It’s been a little while since I’ve published a review, but I have a good one for this week. It’s entitled Related by Chance, Family by Choice and was sent to me by Kregel in exchange for my honest review.
Related by Chance, Family by Choice deals specifically with the mother-in-law/daughter-in-law relationship. I must confess that I had low expectations at first. Author Deb DeArmond has a fantastic relationship with her three daughters-in-law. How could she possibly know what it’s like for those who do not live with that blessing?

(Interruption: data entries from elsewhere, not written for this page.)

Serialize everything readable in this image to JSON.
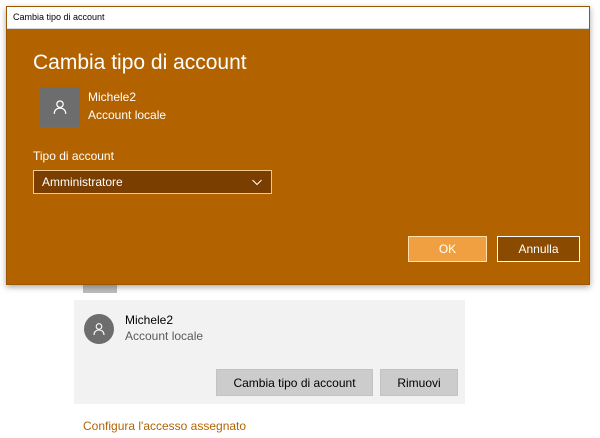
{
  "dialog": {
    "window_title": "Cambia tipo di account",
    "heading": "Cambia tipo di account",
    "user": {
      "name": "Michele2",
      "account_type": "Account locale",
      "avatar_icon": "person-icon"
    },
    "field_label": "Tipo di account",
    "select": {
      "selected": "Amministratore",
      "chevron_icon": "chevron-down-icon"
    },
    "ok_label": "OK",
    "cancel_label": "Annulla"
  },
  "background_page": {
    "account_card": {
      "name": "Michele2",
      "account_type": "Account locale",
      "avatar_icon": "person-icon",
      "change_button": "Cambia tipo di account",
      "remove_button": "Rimuovi"
    },
    "assigned_access_link": "Configura l'accesso assegnato"
  },
  "colors": {
    "accent": "#b36200",
    "link": "#b36400",
    "button_primary": "#f0a040"
  }
}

It did not take me long to retract my negative expectations. Who better to offer advice than one who has seen what success looks like? Deb DeArmond and her daughters-in-law have worked hard for the relationship they have. They have also communicated heavily with other women to determine the difference between healthy, strong, moderate, or poor relationships. Related by Chance, Family by Choice is not a “look how good I am – you should be just like me” kind of book. It is, instead, a display of hunger from a godly woman and her daughters-in-love. They truly desire to help other women enjoy the relationship they share.
Much research has gone into Related by Chance, Family by Choice. The book is replete with stories and quotes from other women, and Deb DeArmond walks through each one with sound and scriptural advice. In my opinion, this is the greatest strength of the book. The author does not give fail-proof steps to a great relationship. Instead, she shows women how to work on their own hearts, regardless of the attitude or behavior of their woman-in-law. The concept of the book falls back on the old saying that revival must start with me.
My only reservation about Related by Chance, Family by Choice comes in chapter six, the chapter on trust. The author covers many aspects of broken trust, but it is still a very limited and narrow approach. The chapter and assessment questions at the end all seem to indicate that if we do not immediately trust people, then we are untrusting, and that is a problem. I disagree. If I were to hand this book to a younger believer, I would definitely want to discuss with her the concept of trust, expanding the scope of this chapter.
Bottom line: I definitely would recommend Related by Chance, Family by Choice. According to the book assessments, I have a strong relationship with my mother-in-law. But there are many things I can do to strengthen the health of our relationship. And one day, I will possibly be a mother-in-law to a young woman and two young men, if God has mates chosen for my three precious children. I pray that I can learn much between now and then about being the mother-in-law God desires me to be.